Why do you think it’s remained so popular over the years? It never looks bad. For that reason it’s available in signage and custom print shops EVERYWHERE. It’s thoroughly embedded in the collective psyche, and so its happy, fun and comforting spirit always reassures.
What do the redesigned letterforms bring to it, as an already-iconic typeface? Two things. First of all the digital outlines of Cooper Black are fairly sloppy work when compared to the Cooper Black you see in a specimen book from the 1920s. I could have done a very authentic revival of the original, but I didn’t because there’s not a lot of value in that, its widespread use is proof that it’s not broken. I redesigned it because, like anything that’s a hundred years old, there’s something archaic about it. I wanted to see it without that.
The second thing is that the Cooper family is far less successful. The light weights lack the warmth because they were made for book text and so are narrow and have different details. New Kansas was designed as a display face, good for 14pt and above. Thus we were able to instill the spirit of the Black weight throughout the family.

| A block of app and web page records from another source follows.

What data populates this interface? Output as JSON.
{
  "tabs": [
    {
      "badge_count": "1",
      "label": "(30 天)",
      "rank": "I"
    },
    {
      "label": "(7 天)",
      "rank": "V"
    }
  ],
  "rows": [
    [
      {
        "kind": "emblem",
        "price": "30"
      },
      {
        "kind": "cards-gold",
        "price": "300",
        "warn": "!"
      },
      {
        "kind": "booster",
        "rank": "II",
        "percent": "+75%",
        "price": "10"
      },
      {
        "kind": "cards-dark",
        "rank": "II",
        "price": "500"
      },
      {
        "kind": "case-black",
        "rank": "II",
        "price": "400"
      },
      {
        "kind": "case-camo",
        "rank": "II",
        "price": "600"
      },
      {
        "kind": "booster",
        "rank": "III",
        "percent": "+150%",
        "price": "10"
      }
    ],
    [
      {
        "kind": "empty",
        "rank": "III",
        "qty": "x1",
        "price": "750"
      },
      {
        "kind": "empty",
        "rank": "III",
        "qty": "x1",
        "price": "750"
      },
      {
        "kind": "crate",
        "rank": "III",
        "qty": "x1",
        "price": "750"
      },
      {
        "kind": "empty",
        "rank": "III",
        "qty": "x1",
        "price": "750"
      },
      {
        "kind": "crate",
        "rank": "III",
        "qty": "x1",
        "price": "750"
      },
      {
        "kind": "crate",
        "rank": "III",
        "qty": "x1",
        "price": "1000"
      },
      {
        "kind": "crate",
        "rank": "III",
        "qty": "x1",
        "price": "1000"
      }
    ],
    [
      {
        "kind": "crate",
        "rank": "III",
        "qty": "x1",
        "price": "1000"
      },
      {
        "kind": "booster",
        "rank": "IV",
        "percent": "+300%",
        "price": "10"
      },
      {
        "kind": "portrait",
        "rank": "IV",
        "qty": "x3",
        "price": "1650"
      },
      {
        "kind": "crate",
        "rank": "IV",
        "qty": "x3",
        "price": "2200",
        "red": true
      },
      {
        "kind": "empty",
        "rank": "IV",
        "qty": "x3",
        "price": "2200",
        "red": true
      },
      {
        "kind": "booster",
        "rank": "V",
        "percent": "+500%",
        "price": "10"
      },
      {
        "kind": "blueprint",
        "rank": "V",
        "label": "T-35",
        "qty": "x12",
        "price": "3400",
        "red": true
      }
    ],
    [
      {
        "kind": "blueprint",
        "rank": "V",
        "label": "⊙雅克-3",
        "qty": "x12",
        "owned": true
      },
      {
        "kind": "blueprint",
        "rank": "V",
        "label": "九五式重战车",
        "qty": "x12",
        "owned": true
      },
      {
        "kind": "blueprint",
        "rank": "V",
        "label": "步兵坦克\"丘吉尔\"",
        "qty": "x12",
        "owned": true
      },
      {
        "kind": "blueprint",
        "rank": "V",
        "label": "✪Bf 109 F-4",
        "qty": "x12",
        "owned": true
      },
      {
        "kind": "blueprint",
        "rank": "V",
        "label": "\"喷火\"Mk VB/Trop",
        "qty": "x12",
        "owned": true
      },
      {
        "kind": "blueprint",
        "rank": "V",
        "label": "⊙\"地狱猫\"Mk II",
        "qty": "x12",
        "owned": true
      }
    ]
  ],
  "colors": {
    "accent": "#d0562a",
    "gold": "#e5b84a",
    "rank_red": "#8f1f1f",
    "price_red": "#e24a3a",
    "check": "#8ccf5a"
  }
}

Why’s it called New Kansas? Oz Cooper was raised in Kansas, The Wonderful Wizard of Oz, America’s best-loved homegrown fairytale was set in Kansas. Seemed right.
What are its distinguishing characteristics? It’s one of the very few elliptical serif designs and there aren’t many similar fonts. It’s fairly easy to tell it from Cooper Black because the serifs on the p and q are horizontal. Also, the e has a teardrop shaped counter whereas Cooper’s is semicircular.
What should I use it for? Absolutely everything, just like Cooper Black!
What other typefaces do you like to pair it with? It pairs well with fonts based on simple everyday handwriting. We also have New Kansas Text in development, a little narrower, more widely spaced and robust for those smaller sizes.